The city of London is a tragic but epic love.
Not every aspect of London is breathtaking, or even pretty by most terms. There is construction everywhere, obscuring pathways with little caution to pedestrians; the streets – although they are seasonally decorated with Christmas lights and artificial pine – are not always kept clean or even modestly tidy; don’t even get me started on the people, in a city this big, you’ll probably never bump into the same person ever again by coincidence, but there’s also no familiar and friendly faces waiting to greet you at your morning train stop. There is so much noise. I cannot obtain silence here, even when I close my windows, cram my head into the very depths of my pillows, and take a deep breath, my mind wanders to the city that never stops to take a break or even a quick breather for that matter.
I stood at the top of St. Paul’s Cathedral today. It was my first glance at the city as a whole. As I climbed countless (and I literally mean I lost count trying to take note of all the steps I was taking) I began giving myself a little bit of a pep talk to keep me moving upward and not just turn around and tumble back down to the crypt. I tried imagining what the whole city would look like as soon as I stepped out of the dome. I tried imagining what word I would use to describe the scene that would soon (hopefully) be before me. I tried imagining how rewarding it would be to have climbed ALL these stairs for the prize of a spectacular view just waiting for me a few (hundred) more flights ahead.

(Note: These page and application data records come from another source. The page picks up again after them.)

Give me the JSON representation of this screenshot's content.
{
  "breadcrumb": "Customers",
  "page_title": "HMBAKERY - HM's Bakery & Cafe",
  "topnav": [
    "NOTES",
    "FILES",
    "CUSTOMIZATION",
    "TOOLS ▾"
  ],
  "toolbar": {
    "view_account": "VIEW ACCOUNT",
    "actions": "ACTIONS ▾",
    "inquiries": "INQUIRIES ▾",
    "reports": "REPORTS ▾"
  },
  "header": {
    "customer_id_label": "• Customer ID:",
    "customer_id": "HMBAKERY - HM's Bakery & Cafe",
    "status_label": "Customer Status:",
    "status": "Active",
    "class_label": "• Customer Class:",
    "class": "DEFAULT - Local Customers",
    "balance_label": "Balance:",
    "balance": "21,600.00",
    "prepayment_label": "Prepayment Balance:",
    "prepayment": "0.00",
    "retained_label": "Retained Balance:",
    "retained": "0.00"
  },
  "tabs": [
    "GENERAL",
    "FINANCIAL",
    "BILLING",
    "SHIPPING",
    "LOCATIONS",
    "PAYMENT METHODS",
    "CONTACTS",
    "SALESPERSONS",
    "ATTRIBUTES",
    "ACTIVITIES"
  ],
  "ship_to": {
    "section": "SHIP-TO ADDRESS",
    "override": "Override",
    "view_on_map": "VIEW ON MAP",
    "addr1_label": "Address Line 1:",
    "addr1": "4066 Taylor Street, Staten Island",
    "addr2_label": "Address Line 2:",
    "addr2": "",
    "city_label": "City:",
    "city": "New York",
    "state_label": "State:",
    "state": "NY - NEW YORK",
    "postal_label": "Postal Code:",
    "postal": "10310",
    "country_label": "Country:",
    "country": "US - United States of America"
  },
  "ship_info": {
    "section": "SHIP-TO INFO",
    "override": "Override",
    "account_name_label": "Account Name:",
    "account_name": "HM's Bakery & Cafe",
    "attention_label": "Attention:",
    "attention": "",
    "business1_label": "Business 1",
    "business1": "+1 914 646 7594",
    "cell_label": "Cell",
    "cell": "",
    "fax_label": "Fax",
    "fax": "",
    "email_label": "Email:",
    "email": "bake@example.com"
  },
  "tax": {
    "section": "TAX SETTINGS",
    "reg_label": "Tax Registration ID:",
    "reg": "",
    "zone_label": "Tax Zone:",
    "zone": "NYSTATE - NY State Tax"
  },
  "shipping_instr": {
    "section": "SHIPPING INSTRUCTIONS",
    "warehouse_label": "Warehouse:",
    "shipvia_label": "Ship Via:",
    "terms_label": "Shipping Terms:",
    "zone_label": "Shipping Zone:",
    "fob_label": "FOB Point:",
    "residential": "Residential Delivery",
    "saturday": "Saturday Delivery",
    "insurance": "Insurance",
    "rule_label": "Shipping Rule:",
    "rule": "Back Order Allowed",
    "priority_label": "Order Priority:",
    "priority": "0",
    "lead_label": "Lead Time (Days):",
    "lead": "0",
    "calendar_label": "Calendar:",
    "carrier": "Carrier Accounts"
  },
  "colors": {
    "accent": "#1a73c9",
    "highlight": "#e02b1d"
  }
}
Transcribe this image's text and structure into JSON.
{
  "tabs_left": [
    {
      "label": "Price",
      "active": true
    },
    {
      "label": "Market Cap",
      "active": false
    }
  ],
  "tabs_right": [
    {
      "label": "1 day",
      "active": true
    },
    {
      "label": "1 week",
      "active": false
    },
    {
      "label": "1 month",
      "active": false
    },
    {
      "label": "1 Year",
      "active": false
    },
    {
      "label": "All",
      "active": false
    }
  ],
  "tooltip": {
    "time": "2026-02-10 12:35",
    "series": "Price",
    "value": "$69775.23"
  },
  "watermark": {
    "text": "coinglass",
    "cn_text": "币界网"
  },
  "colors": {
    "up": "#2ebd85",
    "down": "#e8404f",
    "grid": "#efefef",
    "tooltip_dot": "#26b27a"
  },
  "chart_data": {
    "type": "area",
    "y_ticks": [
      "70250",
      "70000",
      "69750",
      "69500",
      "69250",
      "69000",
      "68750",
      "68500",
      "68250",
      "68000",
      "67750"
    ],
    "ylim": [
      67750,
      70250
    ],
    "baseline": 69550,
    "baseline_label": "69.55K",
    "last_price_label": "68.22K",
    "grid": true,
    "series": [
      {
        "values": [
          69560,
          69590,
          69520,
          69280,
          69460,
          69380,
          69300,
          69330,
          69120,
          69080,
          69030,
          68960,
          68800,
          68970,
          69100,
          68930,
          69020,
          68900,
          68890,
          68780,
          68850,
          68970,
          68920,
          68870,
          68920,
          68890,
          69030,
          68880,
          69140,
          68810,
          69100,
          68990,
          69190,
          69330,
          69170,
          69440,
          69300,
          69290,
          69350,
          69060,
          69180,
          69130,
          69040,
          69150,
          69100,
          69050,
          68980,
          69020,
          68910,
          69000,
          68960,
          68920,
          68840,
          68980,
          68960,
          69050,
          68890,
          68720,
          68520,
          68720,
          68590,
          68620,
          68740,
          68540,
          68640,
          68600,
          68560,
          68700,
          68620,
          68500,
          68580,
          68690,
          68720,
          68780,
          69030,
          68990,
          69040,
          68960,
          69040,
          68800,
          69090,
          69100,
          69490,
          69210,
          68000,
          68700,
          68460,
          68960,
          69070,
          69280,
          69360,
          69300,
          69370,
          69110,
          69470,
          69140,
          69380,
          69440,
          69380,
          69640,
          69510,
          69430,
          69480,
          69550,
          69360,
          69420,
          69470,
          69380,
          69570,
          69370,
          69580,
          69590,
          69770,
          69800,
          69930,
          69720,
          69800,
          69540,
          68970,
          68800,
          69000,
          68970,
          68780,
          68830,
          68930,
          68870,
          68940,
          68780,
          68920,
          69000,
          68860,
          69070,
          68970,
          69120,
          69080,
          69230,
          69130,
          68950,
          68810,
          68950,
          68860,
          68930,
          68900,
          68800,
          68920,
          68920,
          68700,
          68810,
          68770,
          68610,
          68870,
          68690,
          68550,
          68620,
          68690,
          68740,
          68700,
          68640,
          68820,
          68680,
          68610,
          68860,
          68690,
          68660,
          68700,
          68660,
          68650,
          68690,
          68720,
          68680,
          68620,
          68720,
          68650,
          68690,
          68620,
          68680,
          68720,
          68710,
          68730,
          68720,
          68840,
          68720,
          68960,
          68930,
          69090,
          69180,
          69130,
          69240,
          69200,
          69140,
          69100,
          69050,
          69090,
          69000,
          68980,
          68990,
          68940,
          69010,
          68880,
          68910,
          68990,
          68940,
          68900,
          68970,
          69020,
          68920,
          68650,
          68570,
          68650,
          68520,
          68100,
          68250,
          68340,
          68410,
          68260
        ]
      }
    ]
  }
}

I’ve never climbed a mountain, but I would compare this to reaching the summit of a great mountain. It felt like the most pure air in the world as I took in that first deep breath, my legs stretched all the way out, standing up tall for the first time in what felt like decades, and slowly, my eyes adjusted to the bitter, bright light of an overcast sky.
Suddenly, I felt small. Not the small that you feel like you’ve been shrunken, but rather small as in you are insignificant, as in you always have been.
The city wasn’t the glorious skyline as I hoped it would be, in fact, it met none of my expectations I had been setting for it, not only the expectations I set as I trekked up the St. Paul’s mountain, but all the expectations I had been setting since I was a little girl watching Peter Pan fly over it.
I could literally feel my world come ungraciously tumbling in towards me.
I felt incredibly ignorant to have thought my expectations would be met by this city that I met through Disney animations. I felt ignorant to have kept my heart content with a fairytale about how wonderful this city actually is as I have walked the streets these past few days in awe and wonder.
Those words that I had imagined on my way up to this place that I thought would be used to describe what I saw in front of me – breathtaking, wonderful, fantastic, beautiful – and all the words I had imagined to describe how I might feel – awe-struck, wonderment, dazzled, content – fell short of what I was seeing now.
London was captivating, alluring, enthralling, and enchanting.
The noise got even louder as the church-bells rang, the flaws of the streets and construction sites had no place to hide, the people were everywhere. Yet all I could see is London, and that was enough.
London did not meet my expectations, because it cannot (and should not) even be calculated on the same scale as what my imagining has led me to construct.
I looked at the people and I saw myself. I was as little as them if we switched positions, we all were insignificant in certain ways. Mine just happened to be because I didn’t see the big picture until I had climbed a mountain and then looked out across the flawed and cracked and broken-down horizon.
I heard the noise that I am not accustomed to coming from rural USA, and I heard music. It was as lovely as a symphony and as classic as a vinyl with the sound of church-bells ringing at the lead, the river was the back-up, and the streets were the instruments.
I saw the flaws of a city, with construction obscuring miles of my view, and I saw growth. It wasn’t safety hazards and cranes that made up the unfinished lots, it was the beginning of something else, it was making a new city within the original.
All of this happened at once, but spanned out to feel as though it took a millennia. It happened so quickly it destroyed my world with a tumble, but it felt so long, a new empire rose up within me.
I see a new city that I have never really seen before, I walk different streets that I didn’t really know that well anyway, I see brand new people that I’ve probably never seen before, and probably never will again, I walk past construction on dirty streets, but my eyes are not on those, I look at the life, the busses as they speed past, the horns as the honk as people try and cross the road quickly, I look at the stories that London is so deeply embedded into.
I thought coming to London would be the last step to take to get and know London, away from a TV screen, away from a book, away from my imagination, but today taught me different when I really looked at London.
London is not always breathtaking, or even pretty by most terms, but because of that, I tragically and epically love it.